[Directions for this task]
In full and without alteration, output each record given here.

[Data to examine]
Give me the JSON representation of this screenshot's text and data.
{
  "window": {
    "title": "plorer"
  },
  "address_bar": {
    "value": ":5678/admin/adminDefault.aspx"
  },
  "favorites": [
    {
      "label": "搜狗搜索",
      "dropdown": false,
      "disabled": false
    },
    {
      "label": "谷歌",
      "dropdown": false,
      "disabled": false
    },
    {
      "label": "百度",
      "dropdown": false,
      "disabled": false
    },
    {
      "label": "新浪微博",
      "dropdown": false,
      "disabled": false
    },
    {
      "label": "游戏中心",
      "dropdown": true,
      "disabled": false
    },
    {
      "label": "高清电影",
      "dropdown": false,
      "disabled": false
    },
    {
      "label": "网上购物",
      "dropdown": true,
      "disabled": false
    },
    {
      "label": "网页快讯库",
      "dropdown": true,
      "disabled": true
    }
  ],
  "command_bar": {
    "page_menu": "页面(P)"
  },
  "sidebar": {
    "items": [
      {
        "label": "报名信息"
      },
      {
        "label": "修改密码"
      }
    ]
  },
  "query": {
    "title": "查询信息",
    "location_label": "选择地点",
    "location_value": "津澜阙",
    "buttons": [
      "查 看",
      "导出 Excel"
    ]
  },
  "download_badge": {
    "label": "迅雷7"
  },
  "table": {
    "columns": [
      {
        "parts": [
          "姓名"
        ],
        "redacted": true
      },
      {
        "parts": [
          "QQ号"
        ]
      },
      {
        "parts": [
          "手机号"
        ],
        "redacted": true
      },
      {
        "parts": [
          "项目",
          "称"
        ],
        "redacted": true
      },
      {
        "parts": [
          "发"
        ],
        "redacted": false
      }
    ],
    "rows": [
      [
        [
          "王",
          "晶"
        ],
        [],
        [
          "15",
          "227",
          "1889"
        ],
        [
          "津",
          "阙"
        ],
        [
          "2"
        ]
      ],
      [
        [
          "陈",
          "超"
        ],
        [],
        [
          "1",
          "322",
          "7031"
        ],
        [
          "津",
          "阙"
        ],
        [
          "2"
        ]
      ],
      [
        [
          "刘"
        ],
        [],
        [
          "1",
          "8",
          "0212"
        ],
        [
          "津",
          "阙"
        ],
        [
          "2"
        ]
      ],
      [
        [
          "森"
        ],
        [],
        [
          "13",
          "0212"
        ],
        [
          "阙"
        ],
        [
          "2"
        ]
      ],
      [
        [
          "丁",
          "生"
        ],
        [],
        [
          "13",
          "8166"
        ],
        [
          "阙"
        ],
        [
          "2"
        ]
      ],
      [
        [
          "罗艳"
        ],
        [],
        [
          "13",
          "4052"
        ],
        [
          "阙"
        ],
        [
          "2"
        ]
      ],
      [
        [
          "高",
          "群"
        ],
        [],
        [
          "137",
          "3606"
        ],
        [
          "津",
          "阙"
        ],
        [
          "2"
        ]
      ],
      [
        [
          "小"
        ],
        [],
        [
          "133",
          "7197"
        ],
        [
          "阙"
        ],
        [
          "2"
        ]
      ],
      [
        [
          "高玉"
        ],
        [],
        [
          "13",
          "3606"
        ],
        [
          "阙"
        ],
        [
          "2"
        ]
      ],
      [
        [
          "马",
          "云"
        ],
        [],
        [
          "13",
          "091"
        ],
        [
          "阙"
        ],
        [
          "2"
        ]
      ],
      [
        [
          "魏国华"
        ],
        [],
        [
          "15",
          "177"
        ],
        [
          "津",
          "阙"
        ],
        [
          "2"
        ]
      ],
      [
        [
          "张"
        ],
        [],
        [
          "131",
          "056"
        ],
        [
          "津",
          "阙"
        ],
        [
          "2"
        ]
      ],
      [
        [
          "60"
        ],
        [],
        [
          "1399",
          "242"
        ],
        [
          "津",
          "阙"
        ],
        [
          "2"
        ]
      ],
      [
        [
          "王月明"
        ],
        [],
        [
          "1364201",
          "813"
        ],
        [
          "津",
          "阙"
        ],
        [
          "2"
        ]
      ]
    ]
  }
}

[Response to this task]
Give me the JSON representation of this screenshot's text and data.
{
  "window": {
    "title": "plorer"
  },
  "address_bar": {
    "value": ":5678/admin/adminDefault.aspx"
  },
  "favorites": [
    {
      "label": "搜狗搜索",
      "dropdown": false,
      "disabled": false
    },
    {
      "label": "谷歌",
      "dropdown": false,
      "disabled": false
    },
    {
      "label": "百度",
      "dropdown": false,
      "disabled": false
    },
    {
      "label": "新浪微博",
      "dropdown": false,
      "disabled": false
    },
    {
      "label": "游戏中心",
      "dropdown": true,
      "disabled": false
    },
    {
      "label": "高清电影",
      "dropdown": false,
      "disabled": false
    },
    {
      "label": "网上购物",
      "dropdown": true,
      "disabled": false
    },
    {
      "label": "网页快讯库",
      "dropdown": true,
      "disabled": true
    }
  ],
  "command_bar": {
    "page_menu": "页面(P)"
  },
  "sidebar": {
    "items": [
      {
        "label": "报名信息"
      },
      {
        "label": "修改密码"
      }
    ]
  },
  "query": {
    "title": "查询信息",
    "location_label": "选择地点",
    "location_value": "津澜阙",
    "buttons": [
      "查 看",
      "导出 Excel"
    ]
  },
  "download_badge": {
    "label": "迅雷7"
  },
  "table": {
    "columns": [
      {
        "parts": [
          "姓名"
        ],
        "redacted": true
      },
      {
        "parts": [
          "QQ号"
        ]
      },
      {
        "parts": [
          "手机号"
        ],
        "redacted": true
      },
      {
        "parts": [
          "项目",
          "称"
        ],
        "redacted": true
      },
      {
        "parts": [
          "发"
        ],
        "redacted": false
      }
    ],
    "rows": [
      [
        [
          "王",
          "晶"
        ],
        [],
        [
          "15",
          "227",
          "1889"
        ],
        [
          "津",
          "阙"
        ],
        [
          "2"
        ]
      ],
      [
        [
          "陈",
          "超"
        ],
        [],
        [
          "1",
          "322",
          "7031"
        ],
        [
          "津",
          "阙"
        ],
        [
          "2"
        ]
      ],
      [
        [
          "刘"
        ],
        [],
        [
          "1",
          "8",
          "0212"
        ],
        [
          "津",
          "阙"
        ],
        [
          "2"
        ]
      ],
      [
        [
          "森"
        ],
        [],
        [
          "13",
          "0212"
        ],
        [
          "阙"
        ],
        [
          "2"
        ]
      ],
      [
        [
          "丁",
          "生"
        ],
        [],
        [
          "13",
          "8166"
        ],
        [
          "阙"
        ],
        [
          "2"
        ]
      ],
      [
        [
          "罗艳"
        ],
        [],
        [
          "13",
          "4052"
        ],
        [
          "阙"
        ],
        [
          "2"
        ]
      ],
      [
        [
          "高",
          "群"
        ],
        [],
        [
          "137",
          "3606"
        ],
        [
          "津",
          "阙"
        ],
        [
          "2"
        ]
      ],
      [
        [
          "小"
        ],
        [],
        [
          "133",
          "7197"
        ],
        [
          "阙"
        ],
        [
          "2"
        ]
      ],
      [
        [
          "高玉"
        ],
        [],
        [
          "13",
          "3606"
        ],
        [
          "阙"
        ],
        [
          "2"
        ]
      ],
      [
        [
          "马",
          "云"
        ],
        [],
        [
          "13",
          "091"
        ],
        [
          "阙"
        ],
        [
          "2"
        ]
      ],
      [
        [
          "魏国华"
        ],
        [],
        [
          "15",
          "177"
        ],
        [
          "津",
          "阙"
        ],
        [
          "2"
        ]
      ],
      [
        [
          "张"
        ],
        [],
        [
          "131",
          "056"
        ],
        [
          "津",
          "阙"
        ],
        [
          "2"
        ]
      ],
      [
        [
          "60"
        ],
        [],
        [
          "1399",
          "242"
        ],
        [
          "津",
          "阙"
        ],
        [
          "2"
        ]
      ],
      [
        [
          "王月明"
        ],
        [],
        [
          "1364201",
          "813"
        ],
        [
          "津",
          "阙"
        ],
        [
          "2"
        ]
      ]
    ]
  }
}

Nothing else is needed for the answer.